## DIRECTIONS
Take every line from the entries below that includes the word "Post" and copy it.

Items from an interface collection

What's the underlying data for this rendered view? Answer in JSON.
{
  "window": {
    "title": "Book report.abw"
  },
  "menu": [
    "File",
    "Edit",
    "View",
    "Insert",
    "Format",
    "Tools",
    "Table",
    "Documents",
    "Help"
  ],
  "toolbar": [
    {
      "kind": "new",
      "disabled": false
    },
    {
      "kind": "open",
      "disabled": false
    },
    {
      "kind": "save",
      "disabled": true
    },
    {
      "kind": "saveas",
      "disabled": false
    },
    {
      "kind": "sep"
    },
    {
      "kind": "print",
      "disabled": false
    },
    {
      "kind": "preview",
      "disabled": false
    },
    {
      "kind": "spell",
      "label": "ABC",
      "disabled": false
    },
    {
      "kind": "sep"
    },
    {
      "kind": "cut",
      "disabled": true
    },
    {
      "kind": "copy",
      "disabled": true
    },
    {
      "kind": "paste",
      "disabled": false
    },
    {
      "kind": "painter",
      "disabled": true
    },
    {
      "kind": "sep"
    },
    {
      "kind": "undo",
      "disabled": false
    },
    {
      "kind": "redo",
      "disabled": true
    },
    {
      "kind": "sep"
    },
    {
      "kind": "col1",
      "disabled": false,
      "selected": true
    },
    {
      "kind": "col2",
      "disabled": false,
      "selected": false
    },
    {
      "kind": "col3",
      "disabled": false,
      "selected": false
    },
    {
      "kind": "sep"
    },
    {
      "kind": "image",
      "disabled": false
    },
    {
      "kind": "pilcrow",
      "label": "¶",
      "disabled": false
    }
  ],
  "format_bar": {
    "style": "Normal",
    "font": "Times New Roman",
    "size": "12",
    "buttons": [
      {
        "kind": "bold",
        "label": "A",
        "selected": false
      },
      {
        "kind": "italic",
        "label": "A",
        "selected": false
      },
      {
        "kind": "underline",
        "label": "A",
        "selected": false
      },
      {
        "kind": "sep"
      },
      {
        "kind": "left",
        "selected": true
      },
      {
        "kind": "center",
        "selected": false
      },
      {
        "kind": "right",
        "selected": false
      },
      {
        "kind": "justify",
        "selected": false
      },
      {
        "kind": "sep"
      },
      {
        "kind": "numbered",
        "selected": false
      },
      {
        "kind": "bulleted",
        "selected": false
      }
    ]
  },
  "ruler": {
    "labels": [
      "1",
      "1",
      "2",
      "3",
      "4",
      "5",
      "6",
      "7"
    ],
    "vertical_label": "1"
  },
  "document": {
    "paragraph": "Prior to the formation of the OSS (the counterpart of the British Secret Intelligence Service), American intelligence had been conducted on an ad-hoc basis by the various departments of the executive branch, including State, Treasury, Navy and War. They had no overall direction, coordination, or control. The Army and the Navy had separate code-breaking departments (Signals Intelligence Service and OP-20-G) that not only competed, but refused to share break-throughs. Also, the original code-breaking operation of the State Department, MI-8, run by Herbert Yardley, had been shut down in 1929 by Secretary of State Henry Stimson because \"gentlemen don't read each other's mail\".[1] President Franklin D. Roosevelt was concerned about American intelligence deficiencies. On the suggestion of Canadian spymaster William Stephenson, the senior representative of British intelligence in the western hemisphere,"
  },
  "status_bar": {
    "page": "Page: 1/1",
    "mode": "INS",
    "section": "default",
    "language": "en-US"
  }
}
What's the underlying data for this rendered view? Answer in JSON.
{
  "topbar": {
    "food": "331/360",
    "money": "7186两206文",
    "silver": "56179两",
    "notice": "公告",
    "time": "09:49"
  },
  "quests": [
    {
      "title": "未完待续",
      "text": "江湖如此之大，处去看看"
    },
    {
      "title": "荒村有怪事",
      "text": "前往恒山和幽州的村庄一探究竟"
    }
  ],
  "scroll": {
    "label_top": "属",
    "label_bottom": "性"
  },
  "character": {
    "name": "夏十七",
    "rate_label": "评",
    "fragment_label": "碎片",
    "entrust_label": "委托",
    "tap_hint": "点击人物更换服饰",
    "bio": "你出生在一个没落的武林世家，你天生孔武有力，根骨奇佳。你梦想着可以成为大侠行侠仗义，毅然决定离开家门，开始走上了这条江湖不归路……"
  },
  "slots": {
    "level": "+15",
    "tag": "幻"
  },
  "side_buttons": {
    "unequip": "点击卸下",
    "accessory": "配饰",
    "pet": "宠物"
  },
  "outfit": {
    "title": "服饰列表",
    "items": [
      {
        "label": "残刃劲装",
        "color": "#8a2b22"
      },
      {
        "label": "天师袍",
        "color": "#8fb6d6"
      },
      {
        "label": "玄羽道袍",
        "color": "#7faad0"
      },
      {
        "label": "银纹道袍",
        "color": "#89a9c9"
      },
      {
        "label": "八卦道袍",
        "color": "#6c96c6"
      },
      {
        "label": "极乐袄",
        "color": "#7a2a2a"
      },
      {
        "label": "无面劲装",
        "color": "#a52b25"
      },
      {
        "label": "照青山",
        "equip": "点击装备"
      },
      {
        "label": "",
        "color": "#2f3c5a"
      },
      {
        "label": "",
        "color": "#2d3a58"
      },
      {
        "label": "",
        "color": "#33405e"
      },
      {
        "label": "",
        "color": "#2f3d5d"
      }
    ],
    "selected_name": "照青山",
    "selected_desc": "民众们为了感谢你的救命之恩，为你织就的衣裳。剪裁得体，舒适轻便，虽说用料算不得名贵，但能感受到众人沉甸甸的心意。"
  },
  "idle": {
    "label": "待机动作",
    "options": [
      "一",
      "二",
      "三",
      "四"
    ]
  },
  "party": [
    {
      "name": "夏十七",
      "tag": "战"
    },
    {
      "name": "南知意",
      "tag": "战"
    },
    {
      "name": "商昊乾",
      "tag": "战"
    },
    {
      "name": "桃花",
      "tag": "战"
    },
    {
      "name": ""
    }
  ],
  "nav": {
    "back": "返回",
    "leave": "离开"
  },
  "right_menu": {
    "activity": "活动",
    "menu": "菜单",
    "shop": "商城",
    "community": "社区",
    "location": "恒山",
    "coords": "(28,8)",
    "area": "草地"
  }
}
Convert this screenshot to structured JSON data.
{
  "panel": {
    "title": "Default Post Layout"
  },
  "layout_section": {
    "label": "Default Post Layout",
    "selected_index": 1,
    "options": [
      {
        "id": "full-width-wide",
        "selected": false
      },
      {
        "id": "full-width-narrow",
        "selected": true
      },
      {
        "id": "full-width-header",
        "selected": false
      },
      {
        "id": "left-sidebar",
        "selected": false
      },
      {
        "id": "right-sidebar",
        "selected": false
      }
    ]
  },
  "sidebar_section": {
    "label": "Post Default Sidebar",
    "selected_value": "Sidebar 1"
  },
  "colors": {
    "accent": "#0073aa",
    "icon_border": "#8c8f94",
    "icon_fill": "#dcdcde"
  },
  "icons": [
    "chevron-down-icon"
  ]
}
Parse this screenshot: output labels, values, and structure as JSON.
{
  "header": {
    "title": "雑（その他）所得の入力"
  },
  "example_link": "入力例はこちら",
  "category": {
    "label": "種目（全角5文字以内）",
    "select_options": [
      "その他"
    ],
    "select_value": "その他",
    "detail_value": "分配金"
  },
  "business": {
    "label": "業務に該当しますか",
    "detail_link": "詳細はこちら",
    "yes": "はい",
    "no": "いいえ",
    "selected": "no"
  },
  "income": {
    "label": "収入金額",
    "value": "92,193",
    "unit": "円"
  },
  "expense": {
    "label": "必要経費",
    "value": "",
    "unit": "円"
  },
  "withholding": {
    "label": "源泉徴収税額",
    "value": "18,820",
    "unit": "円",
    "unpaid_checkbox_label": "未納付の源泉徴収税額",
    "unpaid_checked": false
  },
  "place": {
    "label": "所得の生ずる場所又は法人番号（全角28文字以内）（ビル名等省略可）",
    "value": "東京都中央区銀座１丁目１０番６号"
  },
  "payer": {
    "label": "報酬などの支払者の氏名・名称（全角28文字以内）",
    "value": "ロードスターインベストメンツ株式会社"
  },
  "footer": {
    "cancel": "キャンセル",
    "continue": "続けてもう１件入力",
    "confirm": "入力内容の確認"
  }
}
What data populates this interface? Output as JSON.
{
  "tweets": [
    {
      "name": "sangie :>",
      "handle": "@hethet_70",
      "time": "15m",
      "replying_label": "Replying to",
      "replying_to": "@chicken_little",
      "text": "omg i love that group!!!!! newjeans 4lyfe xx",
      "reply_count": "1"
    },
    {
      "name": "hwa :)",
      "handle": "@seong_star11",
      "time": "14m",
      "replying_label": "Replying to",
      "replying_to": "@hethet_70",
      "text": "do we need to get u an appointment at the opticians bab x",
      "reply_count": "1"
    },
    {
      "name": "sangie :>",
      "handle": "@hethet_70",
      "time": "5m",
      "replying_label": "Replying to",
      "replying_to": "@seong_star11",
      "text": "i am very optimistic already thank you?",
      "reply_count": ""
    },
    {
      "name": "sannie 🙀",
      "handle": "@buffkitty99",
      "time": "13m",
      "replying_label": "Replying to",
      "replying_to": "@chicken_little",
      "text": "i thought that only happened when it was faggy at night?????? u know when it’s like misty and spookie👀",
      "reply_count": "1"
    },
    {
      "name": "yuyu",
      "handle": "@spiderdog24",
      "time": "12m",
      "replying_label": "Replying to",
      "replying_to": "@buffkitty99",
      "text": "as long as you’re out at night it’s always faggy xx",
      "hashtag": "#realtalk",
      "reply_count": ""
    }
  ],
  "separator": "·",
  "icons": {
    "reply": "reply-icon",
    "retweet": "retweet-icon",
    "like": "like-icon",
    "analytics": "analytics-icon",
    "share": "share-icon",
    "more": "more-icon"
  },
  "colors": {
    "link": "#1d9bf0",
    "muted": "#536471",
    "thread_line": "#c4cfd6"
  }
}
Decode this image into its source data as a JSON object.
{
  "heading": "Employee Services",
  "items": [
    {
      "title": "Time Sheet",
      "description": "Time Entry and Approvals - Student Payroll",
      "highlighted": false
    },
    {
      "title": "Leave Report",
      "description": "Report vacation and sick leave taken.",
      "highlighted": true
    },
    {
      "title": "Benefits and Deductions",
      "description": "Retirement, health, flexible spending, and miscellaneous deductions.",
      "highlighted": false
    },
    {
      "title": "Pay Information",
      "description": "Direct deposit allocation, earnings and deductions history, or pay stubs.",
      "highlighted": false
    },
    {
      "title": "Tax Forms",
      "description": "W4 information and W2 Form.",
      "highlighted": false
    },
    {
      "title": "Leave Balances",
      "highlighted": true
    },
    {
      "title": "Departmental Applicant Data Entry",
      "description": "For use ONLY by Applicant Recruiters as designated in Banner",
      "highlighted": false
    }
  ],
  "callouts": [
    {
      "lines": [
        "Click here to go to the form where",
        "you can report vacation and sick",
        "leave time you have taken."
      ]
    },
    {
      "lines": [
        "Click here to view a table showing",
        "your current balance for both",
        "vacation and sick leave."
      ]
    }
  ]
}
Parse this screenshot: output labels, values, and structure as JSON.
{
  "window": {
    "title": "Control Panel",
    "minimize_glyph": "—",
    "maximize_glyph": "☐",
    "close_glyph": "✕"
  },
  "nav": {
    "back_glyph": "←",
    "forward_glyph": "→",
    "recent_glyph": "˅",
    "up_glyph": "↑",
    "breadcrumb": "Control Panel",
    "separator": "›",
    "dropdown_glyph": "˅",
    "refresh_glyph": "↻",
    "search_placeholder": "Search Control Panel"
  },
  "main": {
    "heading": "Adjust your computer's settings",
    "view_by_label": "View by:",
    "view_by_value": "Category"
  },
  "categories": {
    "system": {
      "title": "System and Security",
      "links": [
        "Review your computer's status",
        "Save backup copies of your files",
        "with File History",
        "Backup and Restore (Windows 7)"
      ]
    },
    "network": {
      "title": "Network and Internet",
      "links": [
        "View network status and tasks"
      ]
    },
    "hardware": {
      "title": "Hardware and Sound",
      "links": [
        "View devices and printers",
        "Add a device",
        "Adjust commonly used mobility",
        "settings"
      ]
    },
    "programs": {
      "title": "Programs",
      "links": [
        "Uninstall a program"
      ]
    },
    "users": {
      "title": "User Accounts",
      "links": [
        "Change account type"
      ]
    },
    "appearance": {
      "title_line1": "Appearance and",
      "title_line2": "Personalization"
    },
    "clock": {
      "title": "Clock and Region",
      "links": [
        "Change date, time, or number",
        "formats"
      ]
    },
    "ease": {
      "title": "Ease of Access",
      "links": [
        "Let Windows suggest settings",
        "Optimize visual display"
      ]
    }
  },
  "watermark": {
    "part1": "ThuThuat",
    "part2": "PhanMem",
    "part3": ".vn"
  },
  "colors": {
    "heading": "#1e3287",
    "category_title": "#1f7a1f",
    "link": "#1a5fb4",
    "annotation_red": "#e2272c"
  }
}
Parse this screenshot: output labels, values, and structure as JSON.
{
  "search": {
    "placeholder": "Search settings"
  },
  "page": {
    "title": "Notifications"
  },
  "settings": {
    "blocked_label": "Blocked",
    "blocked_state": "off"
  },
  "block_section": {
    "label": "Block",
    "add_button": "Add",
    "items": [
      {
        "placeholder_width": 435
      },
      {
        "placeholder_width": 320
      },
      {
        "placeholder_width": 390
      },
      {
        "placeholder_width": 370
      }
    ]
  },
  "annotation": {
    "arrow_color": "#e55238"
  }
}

## ANSWER TO THIS EXERCISE
    "title": "Default Post Layout"
    "label": "Default Post Layout",
    "label": "Post Default Sidebar",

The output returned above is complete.